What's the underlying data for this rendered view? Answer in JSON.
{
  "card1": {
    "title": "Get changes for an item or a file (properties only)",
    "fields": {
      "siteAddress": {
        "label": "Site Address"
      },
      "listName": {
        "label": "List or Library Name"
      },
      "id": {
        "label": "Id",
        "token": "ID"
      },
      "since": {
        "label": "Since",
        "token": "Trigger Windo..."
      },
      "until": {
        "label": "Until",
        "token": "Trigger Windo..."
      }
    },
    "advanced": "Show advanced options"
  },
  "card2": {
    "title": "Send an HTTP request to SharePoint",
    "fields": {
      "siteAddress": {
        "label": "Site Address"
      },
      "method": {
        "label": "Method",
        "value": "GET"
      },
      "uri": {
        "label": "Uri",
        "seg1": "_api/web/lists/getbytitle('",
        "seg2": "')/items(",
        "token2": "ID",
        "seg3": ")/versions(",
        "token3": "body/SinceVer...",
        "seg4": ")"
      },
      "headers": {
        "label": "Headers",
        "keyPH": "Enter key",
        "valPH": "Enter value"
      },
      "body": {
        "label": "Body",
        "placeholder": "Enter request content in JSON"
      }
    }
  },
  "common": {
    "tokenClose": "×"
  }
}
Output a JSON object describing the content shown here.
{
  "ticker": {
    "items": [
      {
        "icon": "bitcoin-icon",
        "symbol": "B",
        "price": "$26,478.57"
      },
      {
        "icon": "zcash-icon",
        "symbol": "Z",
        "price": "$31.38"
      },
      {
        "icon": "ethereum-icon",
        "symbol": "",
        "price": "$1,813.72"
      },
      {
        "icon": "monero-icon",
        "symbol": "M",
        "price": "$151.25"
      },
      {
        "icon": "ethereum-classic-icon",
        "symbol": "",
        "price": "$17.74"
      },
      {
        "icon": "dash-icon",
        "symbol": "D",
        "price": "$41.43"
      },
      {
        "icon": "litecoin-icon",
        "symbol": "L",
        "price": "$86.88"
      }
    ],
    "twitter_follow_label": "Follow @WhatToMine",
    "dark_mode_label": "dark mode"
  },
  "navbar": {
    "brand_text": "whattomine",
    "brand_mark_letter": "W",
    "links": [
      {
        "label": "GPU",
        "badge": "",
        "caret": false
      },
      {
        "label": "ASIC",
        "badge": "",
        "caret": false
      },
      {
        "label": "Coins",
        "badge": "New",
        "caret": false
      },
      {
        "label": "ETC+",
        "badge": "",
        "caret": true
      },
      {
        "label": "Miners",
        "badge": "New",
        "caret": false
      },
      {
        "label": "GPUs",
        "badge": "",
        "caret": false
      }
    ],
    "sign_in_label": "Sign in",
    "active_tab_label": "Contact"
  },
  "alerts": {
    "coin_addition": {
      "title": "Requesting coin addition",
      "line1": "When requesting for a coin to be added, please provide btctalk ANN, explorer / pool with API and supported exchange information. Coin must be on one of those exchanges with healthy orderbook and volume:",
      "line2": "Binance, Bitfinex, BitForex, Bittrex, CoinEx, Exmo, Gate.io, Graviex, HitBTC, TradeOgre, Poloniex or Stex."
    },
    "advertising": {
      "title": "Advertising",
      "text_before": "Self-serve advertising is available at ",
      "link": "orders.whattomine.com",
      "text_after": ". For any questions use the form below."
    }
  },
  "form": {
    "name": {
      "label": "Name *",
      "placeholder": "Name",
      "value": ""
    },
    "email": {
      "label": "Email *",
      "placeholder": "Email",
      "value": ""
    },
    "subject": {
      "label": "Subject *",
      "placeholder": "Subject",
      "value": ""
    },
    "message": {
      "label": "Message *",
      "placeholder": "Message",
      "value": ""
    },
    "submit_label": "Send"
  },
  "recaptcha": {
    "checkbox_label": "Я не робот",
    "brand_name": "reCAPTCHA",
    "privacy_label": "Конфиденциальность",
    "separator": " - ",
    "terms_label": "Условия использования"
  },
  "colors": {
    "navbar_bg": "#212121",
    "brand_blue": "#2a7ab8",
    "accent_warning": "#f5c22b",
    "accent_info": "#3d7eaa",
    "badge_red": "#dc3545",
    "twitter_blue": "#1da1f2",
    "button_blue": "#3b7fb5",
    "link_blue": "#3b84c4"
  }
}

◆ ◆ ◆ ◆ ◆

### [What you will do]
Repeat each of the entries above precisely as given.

### [Expected output]
What's the underlying data for this rendered view? Answer in JSON.
{
  "card1": {
    "title": "Get changes for an item or a file (properties only)",
    "fields": {
      "siteAddress": {
        "label": "Site Address"
      },
      "listName": {
        "label": "List or Library Name"
      },
      "id": {
        "label": "Id",
        "token": "ID"
      },
      "since": {
        "label": "Since",
        "token": "Trigger Windo..."
      },
      "until": {
        "label": "Until",
        "token": "Trigger Windo..."
      }
    },
    "advanced": "Show advanced options"
  },
  "card2": {
    "title": "Send an HTTP request to SharePoint",
    "fields": {
      "siteAddress": {
        "label": "Site Address"
      },
      "method": {
        "label": "Method",
        "value": "GET"
      },
      "uri": {
        "label": "Uri",
        "seg1": "_api/web/lists/getbytitle('",
        "seg2": "')/items(",
        "token2": "ID",
        "seg3": ")/versions(",
        "token3": "body/SinceVer...",
        "seg4": ")"
      },
      "headers": {
        "label": "Headers",
        "keyPH": "Enter key",
        "valPH": "Enter value"
      },
      "body": {
        "label": "Body",
        "placeholder": "Enter request content in JSON"
      }
    }
  },
  "common": {
    "tokenClose": "×"
  }
}
Output a JSON object describing the content shown here.
{
  "ticker": {
    "items": [
      {
        "icon": "bitcoin-icon",
        "symbol": "B",
        "price": "$26,478.57"
      },
      {
        "icon": "zcash-icon",
        "symbol": "Z",
        "price": "$31.38"
      },
      {
        "icon": "ethereum-icon",
        "symbol": "",
        "price": "$1,813.72"
      },
      {
        "icon": "monero-icon",
        "symbol": "M",
        "price": "$151.25"
      },
      {
        "icon": "ethereum-classic-icon",
        "symbol": "",
        "price": "$17.74"
      },
      {
        "icon": "dash-icon",
        "symbol": "D",
        "price": "$41.43"
      },
      {
        "icon": "litecoin-icon",
        "symbol": "L",
        "price": "$86.88"
      }
    ],
    "twitter_follow_label": "Follow @WhatToMine",
    "dark_mode_label": "dark mode"
  },
  "navbar": {
    "brand_text": "whattomine",
    "brand_mark_letter": "W",
    "links": [
      {
        "label": "GPU",
        "badge": "",
        "caret": false
      },
      {
        "label": "ASIC",
        "badge": "",
        "caret": false
      },
      {
        "label": "Coins",
        "badge": "New",
        "caret": false
      },
      {
        "label": "ETC+",
        "badge": "",
        "caret": true
      },
      {
        "label": "Miners",
        "badge": "New",
        "caret": false
      },
      {
        "label": "GPUs",
        "badge": "",
        "caret": false
      }
    ],
    "sign_in_label": "Sign in",
    "active_tab_label": "Contact"
  },
  "alerts": {
    "coin_addition": {
      "title": "Requesting coin addition",
      "line1": "When requesting for a coin to be added, please provide btctalk ANN, explorer / pool with API and supported exchange information. Coin must be on one of those exchanges with healthy orderbook and volume:",
      "line2": "Binance, Bitfinex, BitForex, Bittrex, CoinEx, Exmo, Gate.io, Graviex, HitBTC, TradeOgre, Poloniex or Stex."
    },
    "advertising": {
      "title": "Advertising",
      "text_before": "Self-serve advertising is available at ",
      "link": "orders.whattomine.com",
      "text_after": ". For any questions use the form below."
    }
  },
  "form": {
    "name": {
      "label": "Name *",
      "placeholder": "Name",
      "value": ""
    },
    "email": {
      "label": "Email *",
      "placeholder": "Email",
      "value": ""
    },
    "subject": {
      "label": "Subject *",
      "placeholder": "Subject",
      "value": ""
    },
    "message": {
      "label": "Message *",
      "placeholder": "Message",
      "value": ""
    },
    "submit_label": "Send"
  },
  "recaptcha": {
    "checkbox_label": "Я не робот",
    "brand_name": "reCAPTCHA",
    "privacy_label": "Конфиденциальность",
    "separator": " - ",
    "terms_label": "Условия использования"
  },
  "colors": {
    "navbar_bg": "#212121",
    "brand_blue": "#2a7ab8",
    "accent_warning": "#f5c22b",
    "accent_info": "#3d7eaa",
    "badge_red": "#dc3545",
    "twitter_blue": "#1da1f2",
    "button_blue": "#3b7fb5",
    "link_blue": "#3b84c4"
  }
}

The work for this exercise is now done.